Print out the full material below, exact in every line, with no images included.

**PROVIDED ENTRIES:**
_ _ _ _ _ _ _
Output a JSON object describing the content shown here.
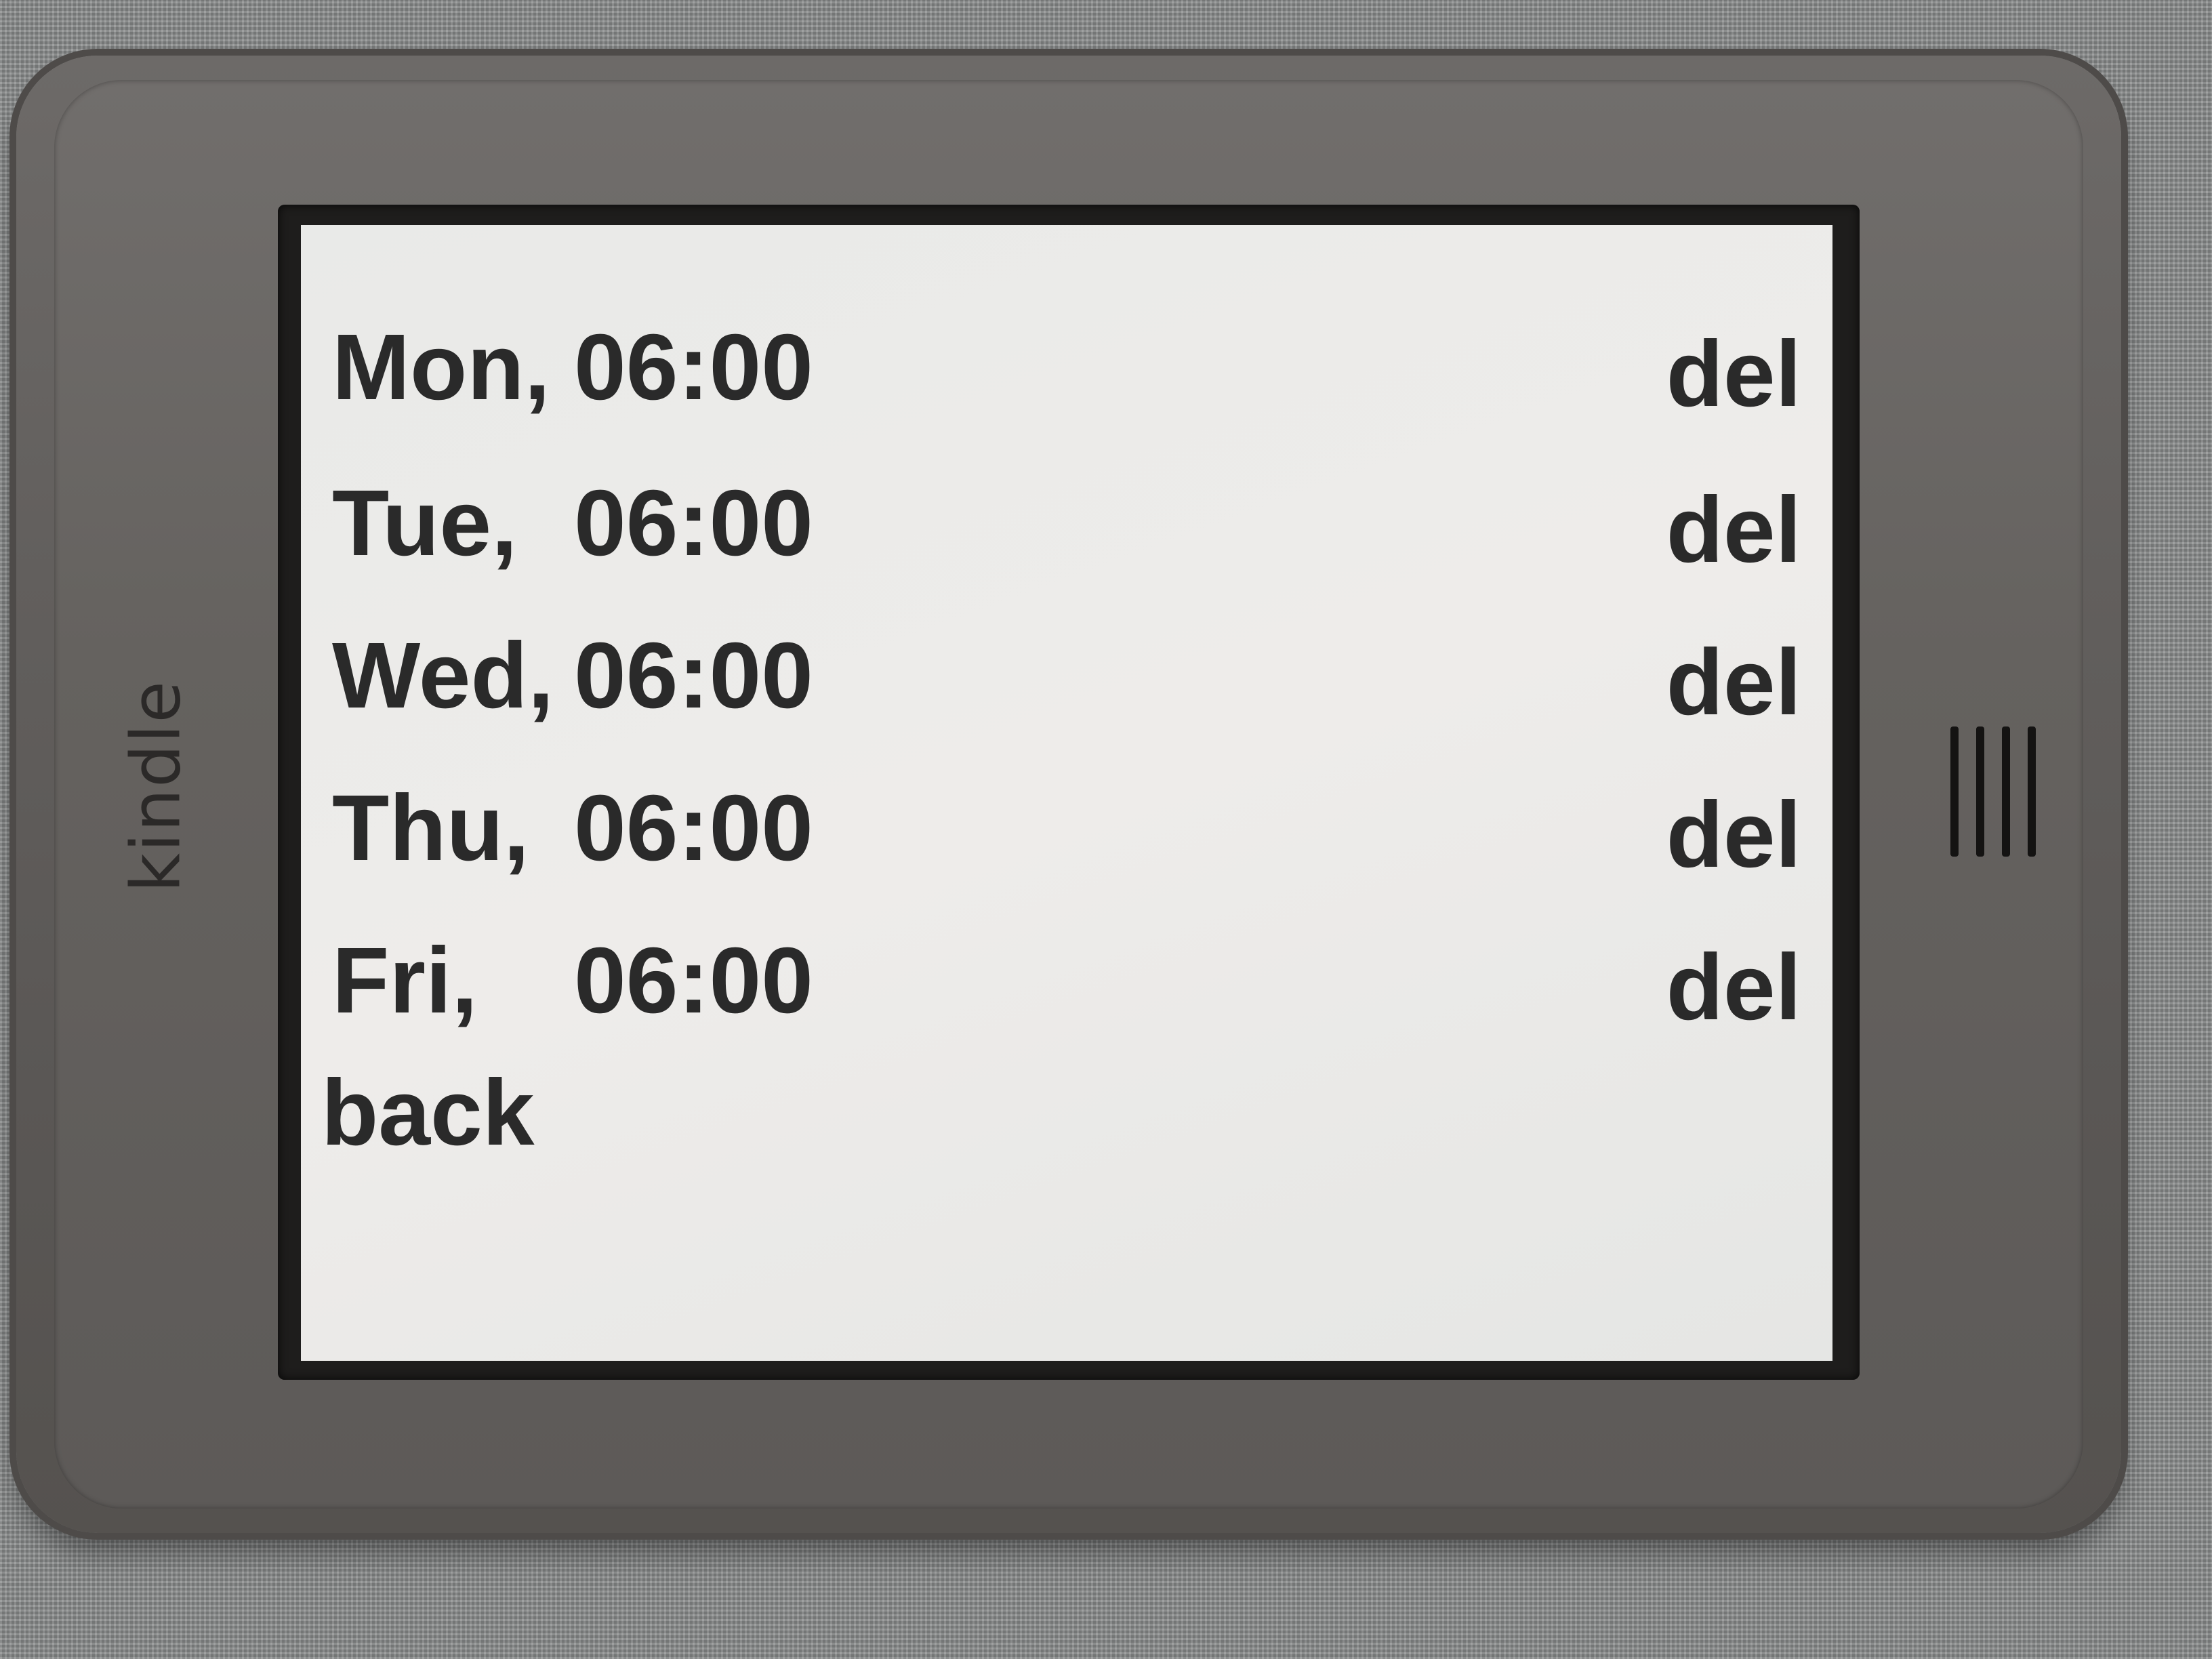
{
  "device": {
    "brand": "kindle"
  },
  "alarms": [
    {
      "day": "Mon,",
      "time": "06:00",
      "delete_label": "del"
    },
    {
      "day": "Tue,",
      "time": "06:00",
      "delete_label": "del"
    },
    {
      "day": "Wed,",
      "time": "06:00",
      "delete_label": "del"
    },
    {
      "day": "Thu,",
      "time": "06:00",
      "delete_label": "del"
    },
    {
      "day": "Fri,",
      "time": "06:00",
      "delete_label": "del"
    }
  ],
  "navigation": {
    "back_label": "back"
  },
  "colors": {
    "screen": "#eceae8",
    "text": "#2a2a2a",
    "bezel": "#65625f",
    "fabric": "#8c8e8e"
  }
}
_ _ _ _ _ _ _
**EXPECTED ANSWER:**
Output a JSON object describing the content shown here.
{
  "device": {
    "brand": "kindle"
  },
  "alarms": [
    {
      "day": "Mon,",
      "time": "06:00",
      "delete_label": "del"
    },
    {
      "day": "Tue,",
      "time": "06:00",
      "delete_label": "del"
    },
    {
      "day": "Wed,",
      "time": "06:00",
      "delete_label": "del"
    },
    {
      "day": "Thu,",
      "time": "06:00",
      "delete_label": "del"
    },
    {
      "day": "Fri,",
      "time": "06:00",
      "delete_label": "del"
    }
  ],
  "navigation": {
    "back_label": "back"
  },
  "colors": {
    "screen": "#eceae8",
    "text": "#2a2a2a",
    "bezel": "#65625f",
    "fabric": "#8c8e8e"
  }
}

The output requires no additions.